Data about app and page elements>
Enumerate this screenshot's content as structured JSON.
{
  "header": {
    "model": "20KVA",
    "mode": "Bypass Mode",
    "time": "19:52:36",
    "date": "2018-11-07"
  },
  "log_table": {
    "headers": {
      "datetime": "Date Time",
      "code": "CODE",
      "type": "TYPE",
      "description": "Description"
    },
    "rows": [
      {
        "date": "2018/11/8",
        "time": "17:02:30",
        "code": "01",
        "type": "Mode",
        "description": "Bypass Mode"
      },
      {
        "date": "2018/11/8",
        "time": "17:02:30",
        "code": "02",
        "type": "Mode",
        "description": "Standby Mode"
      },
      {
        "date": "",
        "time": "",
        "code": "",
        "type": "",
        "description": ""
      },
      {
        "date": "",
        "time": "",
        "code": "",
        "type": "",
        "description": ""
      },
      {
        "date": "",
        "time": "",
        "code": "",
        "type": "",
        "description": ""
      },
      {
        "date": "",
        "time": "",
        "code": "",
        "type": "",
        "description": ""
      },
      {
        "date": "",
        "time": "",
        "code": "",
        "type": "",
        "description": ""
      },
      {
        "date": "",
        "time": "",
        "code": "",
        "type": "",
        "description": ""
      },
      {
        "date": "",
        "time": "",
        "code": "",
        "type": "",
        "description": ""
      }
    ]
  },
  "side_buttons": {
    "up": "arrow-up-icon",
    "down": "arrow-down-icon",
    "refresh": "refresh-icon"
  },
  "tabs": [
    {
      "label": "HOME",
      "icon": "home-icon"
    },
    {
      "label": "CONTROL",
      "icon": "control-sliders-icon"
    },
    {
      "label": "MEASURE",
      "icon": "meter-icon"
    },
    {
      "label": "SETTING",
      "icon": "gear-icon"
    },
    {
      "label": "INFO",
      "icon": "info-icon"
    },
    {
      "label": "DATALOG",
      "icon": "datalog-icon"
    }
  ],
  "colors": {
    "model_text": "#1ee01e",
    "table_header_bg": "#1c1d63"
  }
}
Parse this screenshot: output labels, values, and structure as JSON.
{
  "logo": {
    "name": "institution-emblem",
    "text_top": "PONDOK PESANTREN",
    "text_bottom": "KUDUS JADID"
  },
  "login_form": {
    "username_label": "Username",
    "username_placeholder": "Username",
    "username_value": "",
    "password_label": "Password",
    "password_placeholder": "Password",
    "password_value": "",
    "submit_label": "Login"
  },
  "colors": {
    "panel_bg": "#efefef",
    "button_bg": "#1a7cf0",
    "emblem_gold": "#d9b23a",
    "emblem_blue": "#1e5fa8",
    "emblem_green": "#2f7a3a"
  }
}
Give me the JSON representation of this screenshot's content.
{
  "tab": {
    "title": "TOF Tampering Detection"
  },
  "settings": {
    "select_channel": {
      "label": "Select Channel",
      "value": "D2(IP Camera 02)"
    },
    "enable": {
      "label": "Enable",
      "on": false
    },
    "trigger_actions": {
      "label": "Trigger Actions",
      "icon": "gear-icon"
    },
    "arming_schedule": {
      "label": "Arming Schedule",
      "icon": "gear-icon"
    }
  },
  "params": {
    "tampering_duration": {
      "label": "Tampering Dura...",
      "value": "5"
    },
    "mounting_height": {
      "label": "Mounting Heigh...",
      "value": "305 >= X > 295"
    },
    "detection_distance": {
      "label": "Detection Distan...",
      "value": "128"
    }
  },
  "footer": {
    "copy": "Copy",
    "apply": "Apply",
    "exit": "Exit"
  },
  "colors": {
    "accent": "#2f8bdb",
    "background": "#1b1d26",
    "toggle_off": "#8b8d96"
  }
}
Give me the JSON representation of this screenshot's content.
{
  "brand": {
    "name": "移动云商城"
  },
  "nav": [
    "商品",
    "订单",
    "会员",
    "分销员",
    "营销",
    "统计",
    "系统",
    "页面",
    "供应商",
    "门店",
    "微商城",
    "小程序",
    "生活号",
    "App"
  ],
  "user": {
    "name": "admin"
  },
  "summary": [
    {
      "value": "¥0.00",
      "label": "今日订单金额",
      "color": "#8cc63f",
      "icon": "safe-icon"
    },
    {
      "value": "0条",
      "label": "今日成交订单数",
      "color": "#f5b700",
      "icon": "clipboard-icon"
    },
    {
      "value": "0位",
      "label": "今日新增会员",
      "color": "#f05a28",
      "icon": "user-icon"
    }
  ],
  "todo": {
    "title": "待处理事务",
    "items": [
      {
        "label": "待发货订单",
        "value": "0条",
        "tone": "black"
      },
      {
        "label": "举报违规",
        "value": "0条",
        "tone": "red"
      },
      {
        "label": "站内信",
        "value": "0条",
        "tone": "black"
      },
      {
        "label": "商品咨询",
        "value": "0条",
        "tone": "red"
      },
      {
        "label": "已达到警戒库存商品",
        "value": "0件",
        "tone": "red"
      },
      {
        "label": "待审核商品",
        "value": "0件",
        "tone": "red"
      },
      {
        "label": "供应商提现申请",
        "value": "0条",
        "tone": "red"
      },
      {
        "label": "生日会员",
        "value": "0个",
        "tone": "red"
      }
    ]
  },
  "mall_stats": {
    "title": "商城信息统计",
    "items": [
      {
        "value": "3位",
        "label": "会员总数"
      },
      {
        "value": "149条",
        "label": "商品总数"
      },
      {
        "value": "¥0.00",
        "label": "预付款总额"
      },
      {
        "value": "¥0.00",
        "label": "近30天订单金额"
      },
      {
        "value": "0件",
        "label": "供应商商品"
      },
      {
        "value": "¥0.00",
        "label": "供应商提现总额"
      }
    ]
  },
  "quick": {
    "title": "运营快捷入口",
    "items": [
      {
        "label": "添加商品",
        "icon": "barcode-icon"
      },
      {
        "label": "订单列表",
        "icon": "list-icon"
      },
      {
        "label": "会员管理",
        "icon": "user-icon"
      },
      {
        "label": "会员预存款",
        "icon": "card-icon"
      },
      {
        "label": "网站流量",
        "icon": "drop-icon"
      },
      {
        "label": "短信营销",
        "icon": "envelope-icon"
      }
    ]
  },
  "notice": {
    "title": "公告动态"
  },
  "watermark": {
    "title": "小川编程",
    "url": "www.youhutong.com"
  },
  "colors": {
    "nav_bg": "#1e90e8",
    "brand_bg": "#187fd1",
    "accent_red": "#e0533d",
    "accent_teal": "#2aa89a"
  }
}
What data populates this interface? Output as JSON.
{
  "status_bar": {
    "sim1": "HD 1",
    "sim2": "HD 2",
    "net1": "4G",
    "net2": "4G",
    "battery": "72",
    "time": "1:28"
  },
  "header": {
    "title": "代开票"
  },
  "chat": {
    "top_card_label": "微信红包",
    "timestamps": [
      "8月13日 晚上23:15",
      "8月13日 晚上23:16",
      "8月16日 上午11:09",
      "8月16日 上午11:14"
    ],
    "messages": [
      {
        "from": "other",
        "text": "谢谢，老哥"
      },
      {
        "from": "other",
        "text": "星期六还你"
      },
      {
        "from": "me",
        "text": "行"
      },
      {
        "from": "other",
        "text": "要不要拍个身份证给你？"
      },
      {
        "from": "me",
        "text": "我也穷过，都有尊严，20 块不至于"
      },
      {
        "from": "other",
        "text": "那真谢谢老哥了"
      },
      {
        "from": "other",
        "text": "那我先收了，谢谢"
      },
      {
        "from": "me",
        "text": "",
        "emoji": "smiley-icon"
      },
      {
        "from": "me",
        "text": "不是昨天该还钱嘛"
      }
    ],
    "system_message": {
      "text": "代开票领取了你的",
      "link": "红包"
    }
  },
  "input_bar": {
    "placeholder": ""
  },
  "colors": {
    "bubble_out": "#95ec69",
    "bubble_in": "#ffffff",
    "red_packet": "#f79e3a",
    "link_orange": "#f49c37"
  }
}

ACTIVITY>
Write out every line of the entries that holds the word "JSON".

WRITTEN SOLUTION>
Enumerate this screenshot's content as structured JSON.
Parse this screenshot: output labels, values, and structure as JSON.
Give me the JSON representation of this screenshot's content.
Give me the JSON representation of this screenshot's content.
What data populates this interface? Output as JSON.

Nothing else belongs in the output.